Section: Discussionmentioning
confidence: 99%
“…Damage recognition in the nucleotide excision repair pathway is an ATP-dependent multi-step process, for recent reviews see [1][2][3]. While several models have been proposed for prokaryotic damage recognition, most suggest that UvrA, as part of an UvrA 2 B or UvrA 2 B 2 complex [4], first scans DNA for altered base-pair conformations.…”
Section: Introductionmentioning
confidence: 99%
“…Based on these findings, it is conceivable that a ternary complex involving XPC, XPA, and TFIIH scans DNA strands to search for damage: this model is reminiscent of the damage-recognition mechanism in the bacterial NER system. As for E. coli, 2 damage recognition pathways have been proposed (Van Houten et al, 2005): the UvrA homodimer directly recognizes and binds to distorted sites and then recruits UvrB, or preassembled complexes involving 2 UvrA and 1 or 2 UvrB molecules bind DNA in a nonspecific manner and then search for damage by scanning the DNA strands.

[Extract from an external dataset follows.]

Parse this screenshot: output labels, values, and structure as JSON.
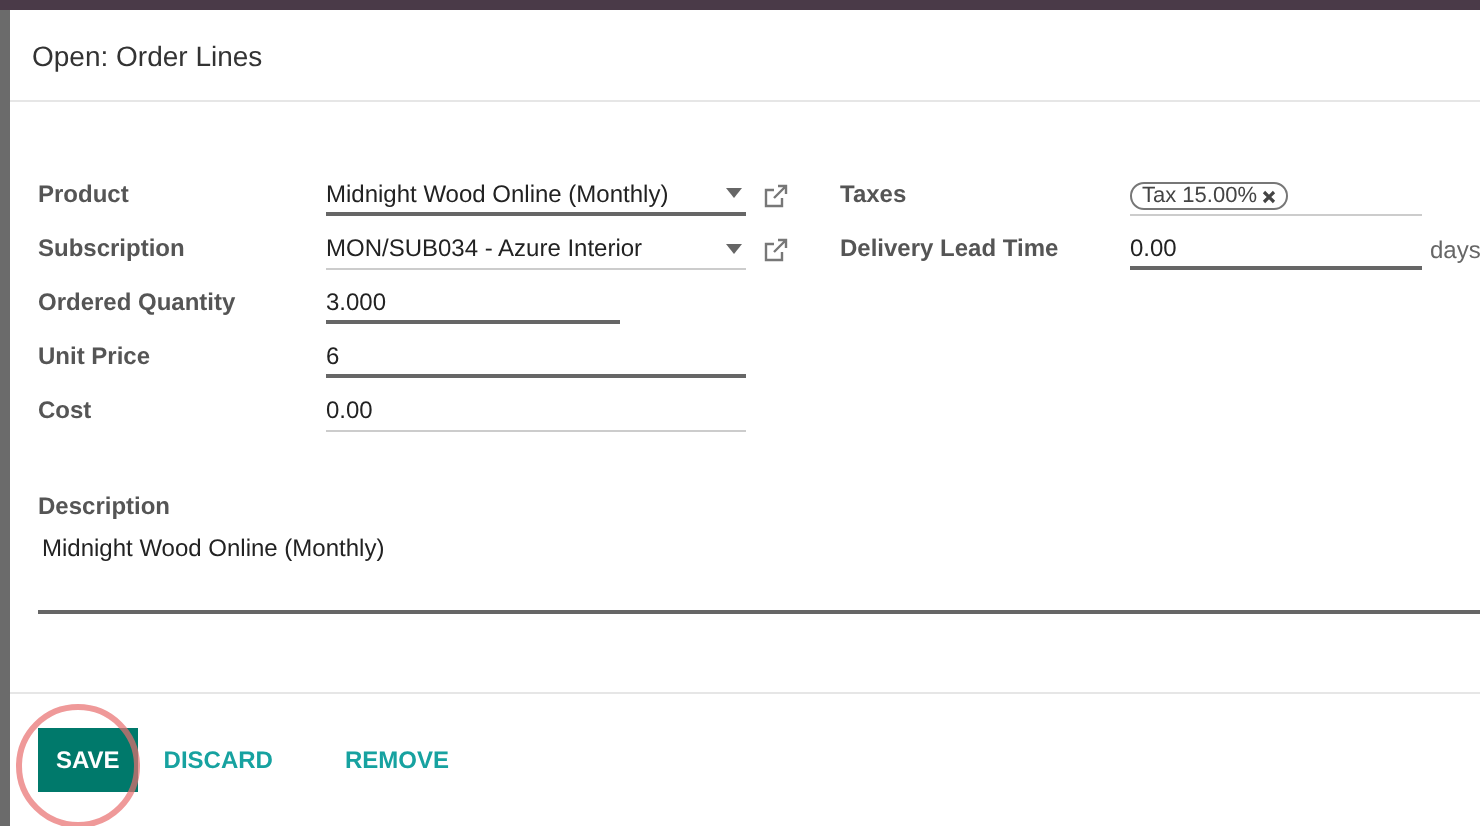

In this analogy, UvrB seems to correspond to TFIIH as the driving subunit with ATPase/helicase activities, whereas UvrA may have evolved into XPC and/or XPA.…”
Section: Roles For Tfiih Helicases In Damage Verificationmentioning
confidence: 99%